The attack mentality of the defensive line and the defense in general during the 2002 and 2003 seasons, with Sill Smith at the forefront, were truly a joy to watch. At times it seemed that Ohio State was blitzing every single play, but many times it was just the illusion of a blitz created by Ohio State’s front four smashing through the offensive line so often and so quickly. Read More
The Buckeye Battle Cry will be counting down the Top 25 players of the past decade all spring/summer. Every Monday through May and June, Jim will be announcing a new player. Starting in July, we will be announcing new additions on Monday and Thursday. Our #1 player will be presented on Monday, August 30th. Three days later, the 2010 season officially begins. For a look at the rest of the Top 25, click here.
Bobby Carpenter was a two year starter at strong side linebacker for the Silver Bullets. Along with A.J. Hawk and Anthony Schlegel, he was a part of one of the best linebacking corps in the country in his two years as a starter.
Although Carpenter was overshadowed when it came to national recognition and awards by Hawk, Carpenter’s contributions should not be overlooked. Most importantly, Carpenter revolutionized the LEO position on defense.
Prior to Carpenter, Ohio State had dropped a defensive end into coverage on occasion (most notably with Will Smith), but when Carpenter put his hand in the dirt as a pass rusher in 2005, the way Ohio State utilized its rush ends would never be the same.
You can see Carpenter’s influence in guys like Thaddeus Gibson and Nathan Williams. Both were primarily linebackers in high school and transformed into rush ends/ linebackers at Ohio State. The LEO position at Ohio State is Carpenter’s legacy and that is something to take note of.
Another thing that I remember about Carpenter was The Game in Ann Arbor in 2005. Carpenter was a senior and was clearly looking forward to one last thrashing of arch rival Michigan. Sadly, he broke his leg on the first play of the game. Unable to play, Carpenter was clearly upset, however, he stayed on the sidelines and cheered his team on for the remainder of the game, highly emotional and highly involved the entire time. That act showed what type of person, teammate, and Buckeye Bobby Carpenter is and I will always remember him for that.

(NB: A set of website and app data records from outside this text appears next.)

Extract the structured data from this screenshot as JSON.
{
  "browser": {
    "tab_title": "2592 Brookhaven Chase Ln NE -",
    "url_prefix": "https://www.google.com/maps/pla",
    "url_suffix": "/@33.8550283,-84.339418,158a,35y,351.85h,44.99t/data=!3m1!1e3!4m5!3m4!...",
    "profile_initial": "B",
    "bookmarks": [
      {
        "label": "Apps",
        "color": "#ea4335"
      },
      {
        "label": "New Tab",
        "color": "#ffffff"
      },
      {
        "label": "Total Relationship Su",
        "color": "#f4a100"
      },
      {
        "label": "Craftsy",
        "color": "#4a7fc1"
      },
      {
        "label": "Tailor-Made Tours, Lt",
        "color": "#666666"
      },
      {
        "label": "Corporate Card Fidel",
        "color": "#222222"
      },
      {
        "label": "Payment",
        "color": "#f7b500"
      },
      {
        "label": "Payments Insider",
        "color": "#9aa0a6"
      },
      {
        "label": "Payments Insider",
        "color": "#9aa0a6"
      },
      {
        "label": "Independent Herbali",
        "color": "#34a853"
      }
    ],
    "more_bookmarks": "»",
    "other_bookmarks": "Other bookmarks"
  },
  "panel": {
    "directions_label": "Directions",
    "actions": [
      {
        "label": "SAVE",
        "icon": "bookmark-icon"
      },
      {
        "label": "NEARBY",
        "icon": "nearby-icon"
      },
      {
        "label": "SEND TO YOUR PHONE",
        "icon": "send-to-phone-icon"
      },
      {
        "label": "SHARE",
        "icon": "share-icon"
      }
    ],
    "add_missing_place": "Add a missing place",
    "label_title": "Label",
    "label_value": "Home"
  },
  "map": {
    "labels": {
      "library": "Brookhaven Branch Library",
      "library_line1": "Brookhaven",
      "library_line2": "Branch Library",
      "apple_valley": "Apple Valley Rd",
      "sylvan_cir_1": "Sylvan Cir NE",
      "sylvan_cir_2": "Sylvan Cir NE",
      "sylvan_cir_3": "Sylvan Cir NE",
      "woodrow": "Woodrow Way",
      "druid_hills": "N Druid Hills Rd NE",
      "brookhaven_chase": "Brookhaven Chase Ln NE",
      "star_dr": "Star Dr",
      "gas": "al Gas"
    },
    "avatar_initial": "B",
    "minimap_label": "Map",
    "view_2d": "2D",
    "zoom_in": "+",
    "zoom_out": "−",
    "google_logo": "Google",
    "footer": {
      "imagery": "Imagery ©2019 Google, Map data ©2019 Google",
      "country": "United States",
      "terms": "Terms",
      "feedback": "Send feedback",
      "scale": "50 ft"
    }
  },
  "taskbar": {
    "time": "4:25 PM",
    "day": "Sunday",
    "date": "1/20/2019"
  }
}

The silver lining of Carpenter’s injury was that it allowed a young freshman by the name of James Laurinaitis to see his first significant playing time in a game, and as we all know, good things happened from there.
Carpenter was drafted in the first round by the Dallas Cowboys in the 2006 NFL draft. His time in Dallas was somewhat disappointing, but this off season he was traded to the St. Louis Rams, where he will be joining none other than James Laurinaitis. Small world.
Hopefully this fresh start will allow Carpenter to break out of mediocrity in the NFL, but no matter what happens, Carpenter’s legacy at Ohio State is secure, and for that he is #20 on our countdown.
We’ve got some catching up to do after a holiday weekend that left little time for posting. We are behind on our countdown, so this will be a two-for-one special featuring Mike Vrabel and Will Smith, two of the most dominant defensive ends ever to play in the scarlet and gray.
May the spirit of Vrabel and Smith be channeled by our d line this year.